Data records for software interfaces:
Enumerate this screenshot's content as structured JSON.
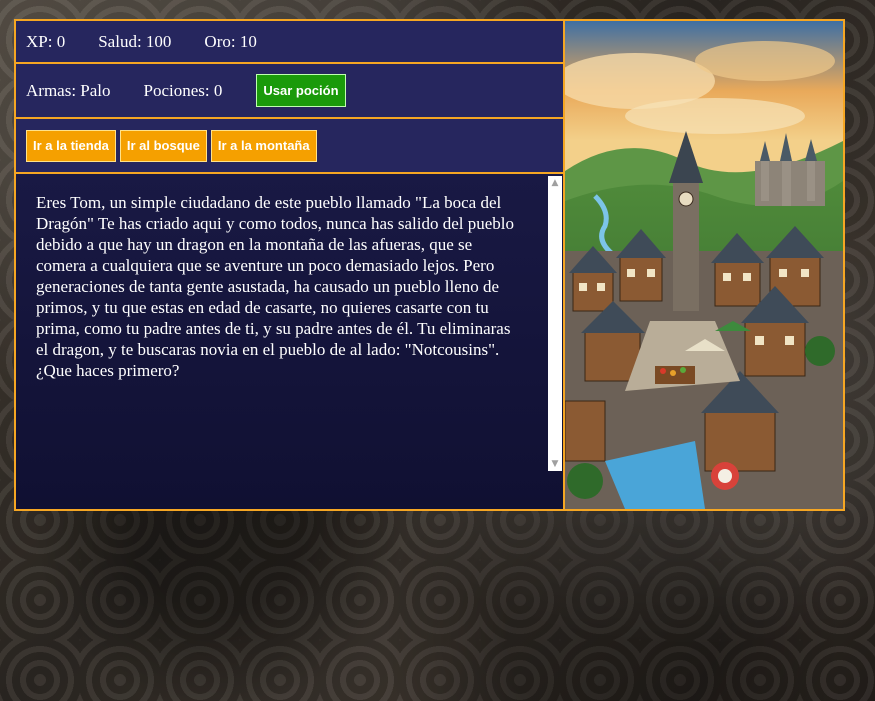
{
  "stats": {
    "xp_label": "XP:",
    "xp_value": "0",
    "health_label": "Salud:",
    "health_value": "100",
    "gold_label": "Oro:",
    "gold_value": "10"
  },
  "inventory": {
    "weapon_label": "Armas:",
    "weapon_value": "Palo",
    "potions_label": "Pociones:",
    "potions_value": "0",
    "use_potion_button": "Usar poción"
  },
  "actions": {
    "store_button": "Ir a la tienda",
    "forest_button": "Ir al bosque",
    "mountain_button": "Ir a la montaña"
  },
  "story": {
    "text": "Eres Tom, un simple ciudadano de este pueblo llamado \"La boca del Dragón\" Te has criado aqui y como todos, nunca has salido del pueblo debido a que hay un dragon en la montaña de las afueras, que se comera a cualquiera que se aventure un poco demasiado lejos. Pero generaciones de tanta gente asustada, ha causado un pueblo lleno de primos, y tu que estas en edad de casarte, no quieres casarte con tu prima, como tu padre antes de ti, y su padre antes de él. Tu eliminaras el dragon, y te buscaras novia en el pueblo de al lado: \"Notcousins\". ¿Que haces primero?"
  },
  "colors": {
    "accent_border": "#f5a623",
    "panel_bg": "#1c1c46",
    "orange_button": "#f5a000",
    "green_button": "#1a9a0a"
  },
  "scene_image": {
    "subject": "medieval-village-with-clock-tower-and-castle"
  }
}
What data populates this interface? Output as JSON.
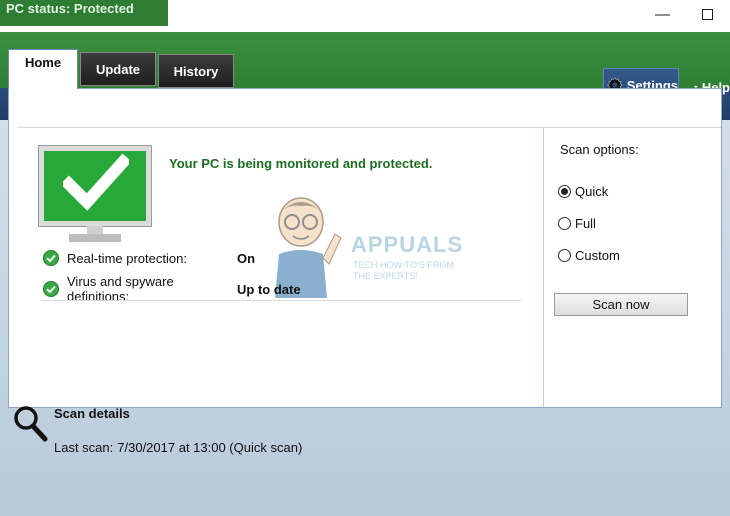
{
  "title_bar": {
    "status_text": "PC status: Protected",
    "minimize_glyph": "—",
    "maximize_icon": "maximize-icon"
  },
  "tabs": [
    {
      "label": "Home",
      "active": true
    },
    {
      "label": "Update",
      "active": false
    },
    {
      "label": "History",
      "active": false
    }
  ],
  "toolbar": {
    "settings_label": "Settings",
    "settings_icon": "gear-icon",
    "help_label": "Help",
    "help_icon": "chevron-down-icon"
  },
  "status": {
    "message": "Your PC is being monitored and protected.",
    "monitor_icon": "monitor-check-icon",
    "details": [
      {
        "label": "Real-time protection:",
        "value": "On",
        "icon": "check-circle-icon"
      },
      {
        "label": "Virus and spyware definitions:",
        "value": "Up to date",
        "icon": "check-circle-icon"
      }
    ]
  },
  "watermark": {
    "brand": "APPUALS",
    "tagline": "TECH HOW-TO'S FROM THE EXPERTS!"
  },
  "scan_options": {
    "title": "Scan options:",
    "options": [
      {
        "label": "Quick",
        "selected": true
      },
      {
        "label": "Full",
        "selected": false
      },
      {
        "label": "Custom",
        "selected": false
      }
    ],
    "scan_now_label": "Scan now"
  },
  "scan_details": {
    "title": "Scan details",
    "icon": "magnifier-icon",
    "last_scan_label": "Last scan:",
    "last_scan_value": "7/30/2017 at 13:00 (Quick scan)"
  },
  "colors": {
    "protected_green": "#29a83a",
    "header_green": "#2f7f34",
    "header_blue": "#1f3d66",
    "status_text_green": "#1f6e24"
  }
}
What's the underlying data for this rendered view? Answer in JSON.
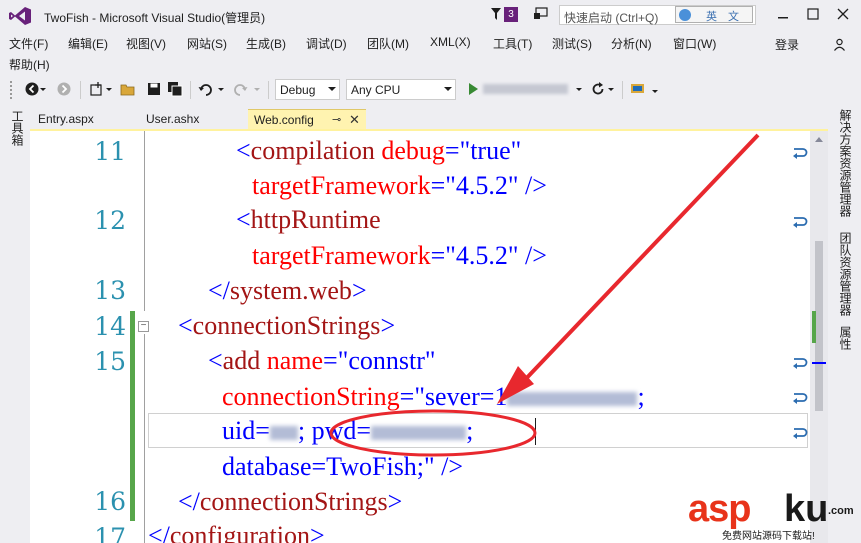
{
  "window": {
    "title": "TwoFish - Microsoft Visual Studio(管理员)",
    "notification_count": "3",
    "quick_launch_placeholder": "快速启动 (Ctrl+Q)",
    "ime_label": "英 文"
  },
  "menu": {
    "items": [
      "文件(F)",
      "编辑(E)",
      "视图(V)",
      "网站(S)",
      "生成(B)",
      "调试(D)",
      "团队(M)",
      "XML(X)",
      "工具(T)",
      "测试(S)",
      "分析(N)",
      "窗口(W)"
    ],
    "help": "帮助(H)",
    "login": "登录"
  },
  "toolbar": {
    "configuration": "Debug",
    "platform": "Any CPU"
  },
  "left_panel": {
    "toolbox_label": "工具箱"
  },
  "right_panel": {
    "tabs": [
      "解决方案资源管理器",
      "团队资源管理器",
      "属性"
    ]
  },
  "tabs": {
    "items": [
      {
        "label": "Entry.aspx",
        "active": false
      },
      {
        "label": "User.ashx",
        "active": false
      },
      {
        "label": "Web.config",
        "active": true
      }
    ]
  },
  "editor": {
    "line_numbers": [
      "11",
      "12",
      "13",
      "14",
      "15",
      "16",
      "17"
    ],
    "lines": {
      "l11a": {
        "open": "<",
        "tag": "compilation",
        "attr": "debug",
        "eq": "=",
        "val": "\"true\""
      },
      "l11b": {
        "attr": "targetFramework",
        "eq": "=",
        "val": "\"4.5.2\"",
        "close": "/>"
      },
      "l12a": {
        "open": "<",
        "tag": "httpRuntime"
      },
      "l12b": {
        "attr": "targetFramework",
        "eq": "=",
        "val": "\"4.5.2\"",
        "close": "/>"
      },
      "l13": {
        "open": "</",
        "tag": "system.web",
        "close": ">"
      },
      "l14": {
        "open": "<",
        "tag": "connectionStrings",
        "close": ">"
      },
      "l15a": {
        "open": "<",
        "tag": "add",
        "attr": "name",
        "eq": "=",
        "val": "\"connstr\""
      },
      "l15b": {
        "attr": "connectionString",
        "eq": "=",
        "val_start": "\"sever=1",
        "val_end": ";"
      },
      "l15c": {
        "uid": "uid=",
        "sep": ";",
        "pwd": " pwd=",
        "end": ";"
      },
      "l15d": {
        "text": "database=TwoFish;\"",
        "close": "/>"
      },
      "l16": {
        "open": "</",
        "tag": "connectionStrings",
        "close": ">"
      },
      "l17": {
        "open": "</",
        "tag": "configuration",
        "close": ">"
      }
    }
  },
  "watermark": {
    "brand_red": "asp",
    "brand_dark": "ku",
    "tld": ".com",
    "tagline": "免费网站源码下载站!"
  },
  "colors": {
    "accent": "#68217a",
    "tag": "#a31515",
    "attribute": "#ff0000",
    "value": "#0000ff",
    "line_number": "#2b91af",
    "change_bar": "#57a64a",
    "annotation": "#e8282e",
    "active_tab": "#fff3b0"
  }
}
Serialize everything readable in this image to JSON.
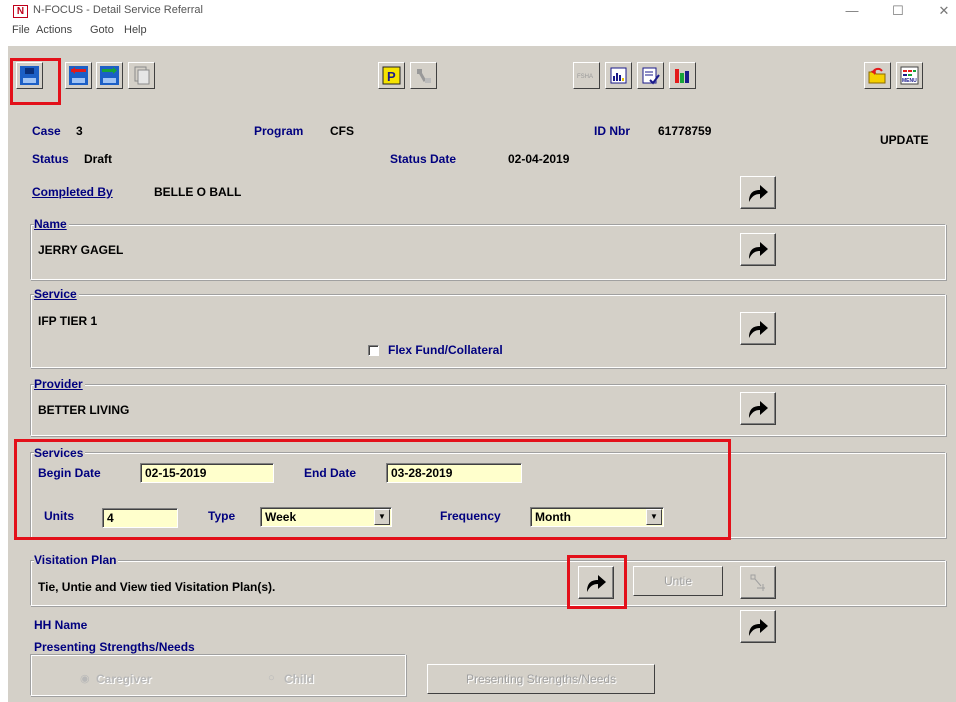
{
  "window": {
    "app_icon": "N",
    "title": "N-FOCUS - Detail Service Referral",
    "minimize": "—",
    "maximize": "☐",
    "close": "✕"
  },
  "menu": [
    "File",
    "Actions",
    "Goto",
    "Help"
  ],
  "toolbar": {
    "icons": [
      "save-icon",
      "swap-icon",
      "next-icon",
      "copy-icon",
      "p-icon",
      "tools-icon",
      "fsha-icon",
      "report-icon",
      "checklist-icon",
      "chart-icon",
      "open-folder-icon",
      "menu-icon"
    ],
    "fsha_label": "FSHA",
    "menu_label": "MENU"
  },
  "header": {
    "case_label": "Case",
    "case_value": "3",
    "program_label": "Program",
    "program_value": "CFS",
    "id_label": "ID Nbr",
    "id_value": "61778759",
    "mode": "UPDATE",
    "status_label": "Status",
    "status_value": "Draft",
    "status_date_label": "Status Date",
    "status_date_value": "02-04-2019",
    "completed_by_label": "Completed By",
    "completed_by_value": "BELLE O BALL"
  },
  "name": {
    "label": "Name",
    "value": "JERRY GAGEL"
  },
  "service": {
    "label": "Service",
    "value": "IFP TIER 1",
    "flex_label": "Flex Fund/Collateral"
  },
  "provider": {
    "label": "Provider",
    "value": "BETTER LIVING"
  },
  "services": {
    "label": "Services",
    "begin_label": "Begin Date",
    "begin_value": "02-15-2019",
    "end_label": "End Date",
    "end_value": "03-28-2019",
    "units_label": "Units",
    "units_value": "4",
    "type_label": "Type",
    "type_value": "Week",
    "frequency_label": "Frequency",
    "frequency_value": "Month"
  },
  "visitation": {
    "label": "Visitation Plan",
    "text": "Tie, Untie and View tied Visitation Plan(s).",
    "untie_label": "Untie"
  },
  "hh": {
    "label": "HH Name"
  },
  "presenting": {
    "label": "Presenting Strengths/Needs",
    "radio1": "Caregiver",
    "radio2": "Child",
    "button_label": "Presenting Strengths/Needs"
  },
  "colors": {
    "label_blue": "#00007f",
    "field_yellow": "#ffffcc",
    "panel_gray": "#d4d0c8",
    "highlight_red": "#e3101a"
  }
}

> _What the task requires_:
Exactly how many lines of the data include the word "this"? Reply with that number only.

> _Reply_:
4